Time for my annual rant on how to cook a Thanksgiving Turkey. Every year, thousands of lovely birds are done a HUGE disservice by being prepped and cooked poorly.
For those of you who are unsure, or making plans to listen to Lynn Rosetto Kaspar’s “Turkey
Confidential,” or those who simply make dried, shoe leather turkey year after year: Listen up. Here’s how do to perfect turkey, along with some of the whys.
Step #1: Choose a free-range or natural turkey.
Try organic. Even better, get a heritage bird. Here’s one cut of meat where I guarantee you will taste the difference. And you won’t have to worry about bad bugs from bad processing.
If you’re reading this at the last minute, file this advice for next year. The meat does make a difference, and no matter what a smoking deal those $8 turkeys at Safeway are, they taste like $8 birds. Here’s why: most of those birds are injected so that they will be “tender and moist,” but the injection carries with it a taste and must do something gross to the meat. Let’s not think about it. Avoid at all costs. Unless, of course, you are planning a party with turkey sandwiches only (the kind with cranberry mayo and maybe stuffing on dinner roles)–then, I say go for it. Cheap, great way to entertain.
You can use the “juices run clear when the thigh is poked” method, or the “leg shaking method,” if you’re comfortable with those. If not, get an insta-read thermometer (not any other kind), and check the thigh temperature and the internal temperature if you have actually cooked dressing in the turkey. The internal temp should be 165 and the thigh should be 180 when done. I take the bird out about 5-10 degrees before this temp because it will continue to cook out of the oven. If the breast has not browned, you can take the tin foil off for the last 15 minutes and turn the oven up. And BTW–all those lovely chocolately roasted turkeys on Bon Appetit and other magazines have motor oil rubbed on them!
This step is important and not to be over looked. Put the bird on a platter and tent with foil. This step allows the juices to reabsorb and makes the meat more tender. In the meantime, you can make the gravy from drippings and cook the stuffing if you didn’t put it in the bird.
How to make yummy, not gummy gravy:

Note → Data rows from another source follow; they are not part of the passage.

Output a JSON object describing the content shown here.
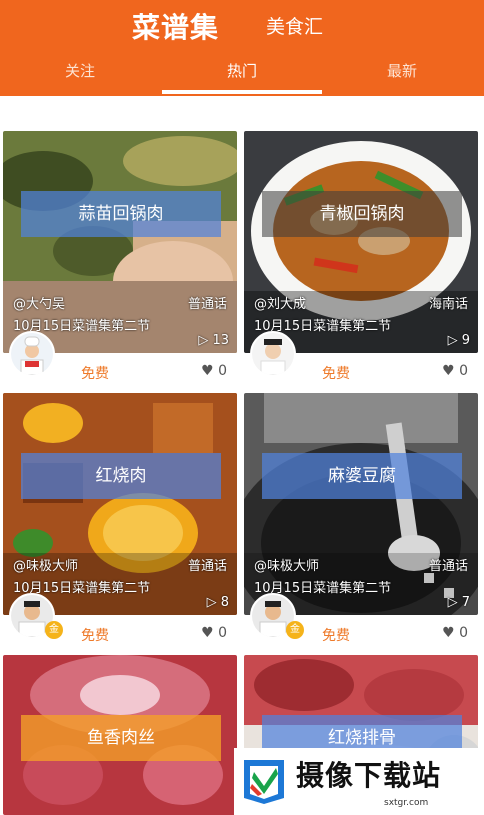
{
  "header": {
    "title": "菜谱集",
    "subtitle": "美食汇"
  },
  "tabs": [
    {
      "label": "关注"
    },
    {
      "label": "热门"
    },
    {
      "label": "最新"
    }
  ],
  "cards": [
    {
      "title": "蒜苗回锅肉",
      "author": "@大勺吴",
      "dialect": "普通话",
      "episode": "10月15日菜谱集第二节",
      "plays": "13",
      "free": "免费",
      "likes": "0"
    },
    {
      "title": "青椒回锅肉",
      "author": "@刘大成",
      "dialect": "海南话",
      "episode": "10月15日菜谱集第二节",
      "plays": "9",
      "free": "免费",
      "likes": "0"
    },
    {
      "title": "红烧肉",
      "author": "@味极大师",
      "dialect": "普通话",
      "episode": "10月15日菜谱集第二节",
      "plays": "8",
      "free": "免费",
      "likes": "0"
    },
    {
      "title": "麻婆豆腐",
      "author": "@味极大师",
      "dialect": "普通话",
      "episode": "10月15日菜谱集第二节",
      "plays": "7",
      "free": "免费",
      "likes": "0"
    },
    {
      "title": "鱼香肉丝"
    },
    {
      "title": "红烧排骨"
    }
  ],
  "watermark": {
    "text": "摄像下载站",
    "url": "sxtgr.com"
  }
}
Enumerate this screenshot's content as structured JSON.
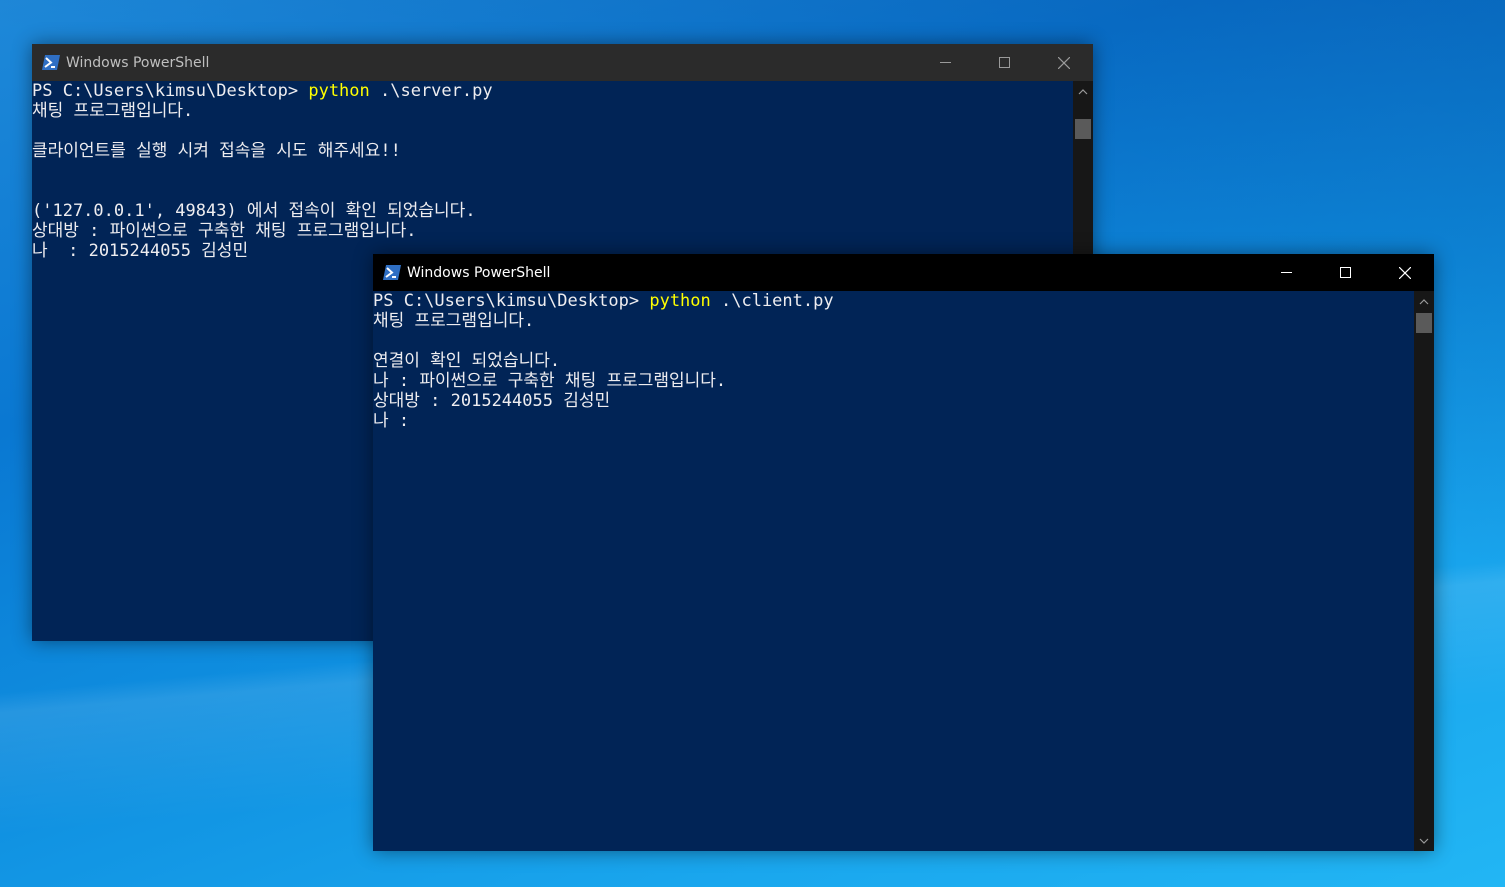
{
  "desktop": {
    "background_color": "#0a78d2"
  },
  "server_window": {
    "title": "Windows PowerShell",
    "prompt": "PS C:\\Users\\kimsu\\Desktop> ",
    "command": "python",
    "args": " .\\server.py",
    "lines": [
      "채팅 프로그램입니다.",
      "",
      "클라이언트를 실행 시켜 접속을 시도 해주세요!!",
      "",
      "",
      "('127.0.0.1', 49843) 에서 접속이 확인 되었습니다.",
      "상대방 : 파이썬으로 구축한 채팅 프로그램입니다.",
      "나  : 2015244055 김성민"
    ],
    "colors": {
      "background": "#012456",
      "titlebar": "#2b2b2b"
    }
  },
  "client_window": {
    "title": "Windows PowerShell",
    "prompt": "PS C:\\Users\\kimsu\\Desktop> ",
    "command": "python",
    "args": " .\\client.py",
    "lines": [
      "채팅 프로그램입니다.",
      "",
      "연결이 확인 되었습니다.",
      "나 : 파이썬으로 구축한 채팅 프로그램입니다.",
      "상대방 : 2015244055 김성민",
      "나 :"
    ],
    "colors": {
      "background": "#012456",
      "titlebar": "#000000"
    }
  },
  "titlebar_buttons": {
    "minimize": "minimize-icon",
    "maximize": "maximize-icon",
    "close": "close-icon"
  },
  "colors": {
    "command_highlight": "#ffff00",
    "console_text": "#eeedf0"
  }
}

Carefully drain about half the fat from the roasting pan and then put the pan on a burner (or two) on the stove. Turn the heat to medium high. When the drippings begin to stick, deglaze with cup white wine. Stir with a wooden spoon, loosening whatever is stuck to the pan. Turn down to medium and let reduce until thick. This step concentrates the flavors and starts to build the gravy. Then add 2 cups stock, bring to a simmer, and let reduce again until thick enough to coat the back of a spoon and stay there when you swipe your finger across it (your finger will leave a trail that stays in place). Trust me, this gravy is much more flavorful than the kind made with milk and a roux.
So get out the sharpener and make sure your carver is ready to do the job.